Financial profligacy is the complement of populism. The latter form of politics thrives by doling out sops in the hope that recipients will continue to vote for it. The latest practitioner of this kind of politics is Arvind Kejriwal, the new chief minister of Delhi. He has promised the people of Delhi free water, cheap electricity and other goodies. His admirers overlook the simple fact that these items will become cheap or free through subsidies, which will have to be paid for by the taxpayer. It is axiomatic that the State has no money of its own: its exchequer is financed by taxes. Delhi, because it is Delhi, enjoys a higher allocation of funds on most things, and this may make things easier for Mr Kejriwal. But what is alarming is that he has probably started a race for profligacy among state chief ministers. Someone like Mamata Banerjee, the chief minister of West Bengal, who has a record of doling out subsidies, will be encouraged by Mr Kejriwal’s example. This is one race that India could do without. To be fair to Mr Kejriwal, he is not the pioneer of profligacy. Others have practised it before him in the past. More recently, the president of the Congress, Sonia Gandhi, has influenced the United Progressive Alliance to pass the food security bill and the National Rural Employment Guarantee Act without any consideration of how these schemes will be financed.

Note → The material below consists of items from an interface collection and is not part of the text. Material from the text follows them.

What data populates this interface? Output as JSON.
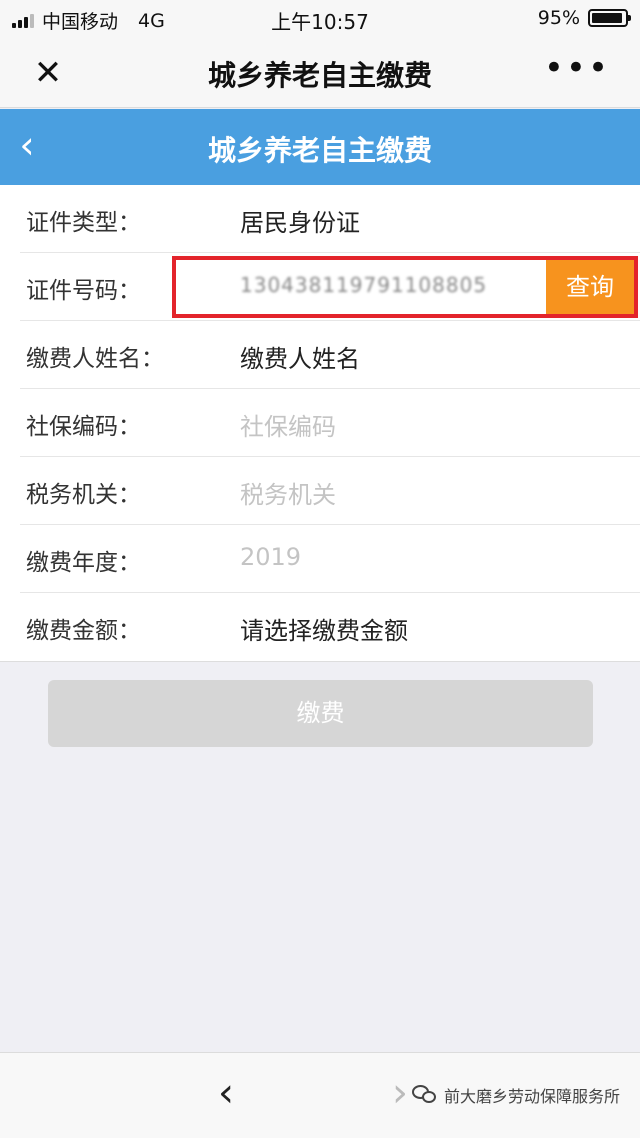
{
  "status_bar": {
    "carrier": "中国移动",
    "network": "4G",
    "time": "上午10:57",
    "battery_text": "95%",
    "battery_level": 0.95
  },
  "wx_header": {
    "title": "城乡养老自主缴费",
    "close_icon": "close-icon",
    "more_icon": "more-icon"
  },
  "nav": {
    "title": "城乡养老自主缴费",
    "back_icon": "chevron-left-icon"
  },
  "form": {
    "rows": [
      {
        "label": "证件类型：",
        "value": "居民身份证"
      },
      {
        "label": "证件号码：",
        "value": "130438119791108805",
        "button": "查询"
      },
      {
        "label": "缴费人姓名：",
        "value": "缴费人姓名"
      },
      {
        "label": "社保编码：",
        "placeholder": "社保编码"
      },
      {
        "label": "税务机关：",
        "placeholder": "税务机关"
      },
      {
        "label": "缴费年度：",
        "placeholder": "2019"
      },
      {
        "label": "缴费金额：",
        "value": "请选择缴费金额"
      }
    ]
  },
  "pay_button": "缴费",
  "bottom_bar": {
    "back_icon": "chevron-left-icon",
    "forward_icon": "chevron-right-icon",
    "watermark": "前大磨乡劳动保障服务所"
  },
  "colors": {
    "nav_blue": "#4a9fe0",
    "query_orange": "#f7931e",
    "highlight_red": "#e3242b",
    "disabled_gray": "#d6d6d6"
  }
}
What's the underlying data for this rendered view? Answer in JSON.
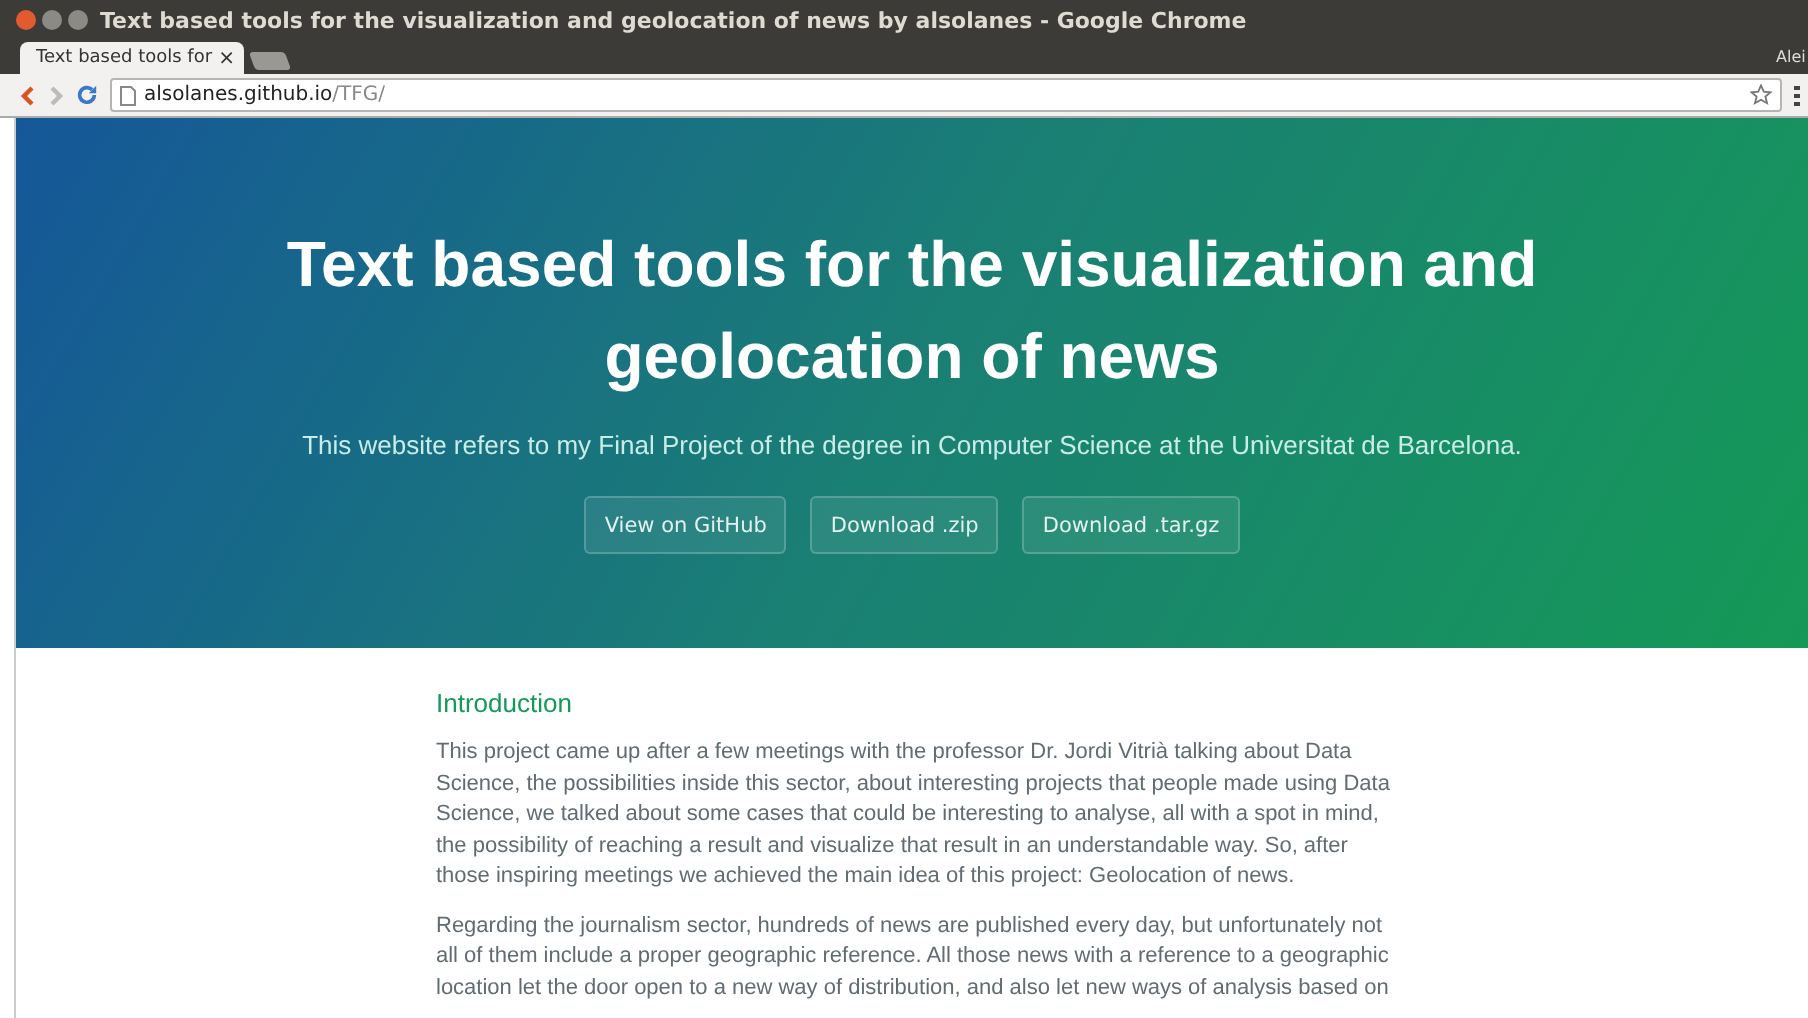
{
  "window": {
    "title": "Text based tools for the visualization and geolocation of news by alsolanes - Google Chrome",
    "profile": "Alei"
  },
  "tabs": [
    {
      "label": "Text based tools for",
      "close": "×",
      "selected": true
    }
  ],
  "address_bar": {
    "host": "alsolanes.github.io",
    "path": "/TFG/"
  },
  "header": {
    "title": "Text based tools for the visualization and geolocation of news",
    "subtitle": "This website refers to my Final Project of the degree in Computer Science at the Universitat de Barcelona.",
    "buttons": [
      "View on GitHub",
      "Download .zip",
      "Download .tar.gz"
    ]
  },
  "content": {
    "heading": "Introduction",
    "paragraphs": [
      "This project came up after a few meetings with the professor Dr. Jordi Vitrià talking about Data Science, the possibilities inside this sector, about interesting projects that people made using Data Science, we talked about some cases that could be interesting to analyse, all with a spot in mind, the possibility of reaching a result and visualize that result in an understandable way. So, after those inspiring meetings we achieved the main idea of this project: Geolocation of news.",
      "Regarding the journalism sector, hundreds of news are published every day, but unfortunately not all of them include a proper geographic reference. All those news with a reference to a geographic location let the door open to a new way of distribution, and also let new ways of analysis based on"
    ]
  }
}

These populist projects could not have come at a worse time for India. The country’s finances cannot afford to pay for these schemes. Growth is falling, deficit is on the rise, and there is the balance-of-payments problem looming. All economic indicators strongly indicate that India needs a regime of financial prudence and a reduction of expenditure on all fronts. Defying this, a period of financial profligacy has opened. It is sometimes suggested that since some items least deserving of subsidy receive state subventions, there is no harm in adding to the list. This is an argument which believes that many erroneous decisions add up to making the right decision. There had been the hope in the early 1990s that India was entering a new economic era in which growth would flourish, state expenditure would be tapered down, and the frontiers of the State gradually withdrawn. After two decades, all three hopes have been belied. There are valid explanations for the fall in growth, but, on the other two counts, Indian politicians of all hues have to bear the responsibility for failure. The trend will continue as long as populism is the keynote of politics.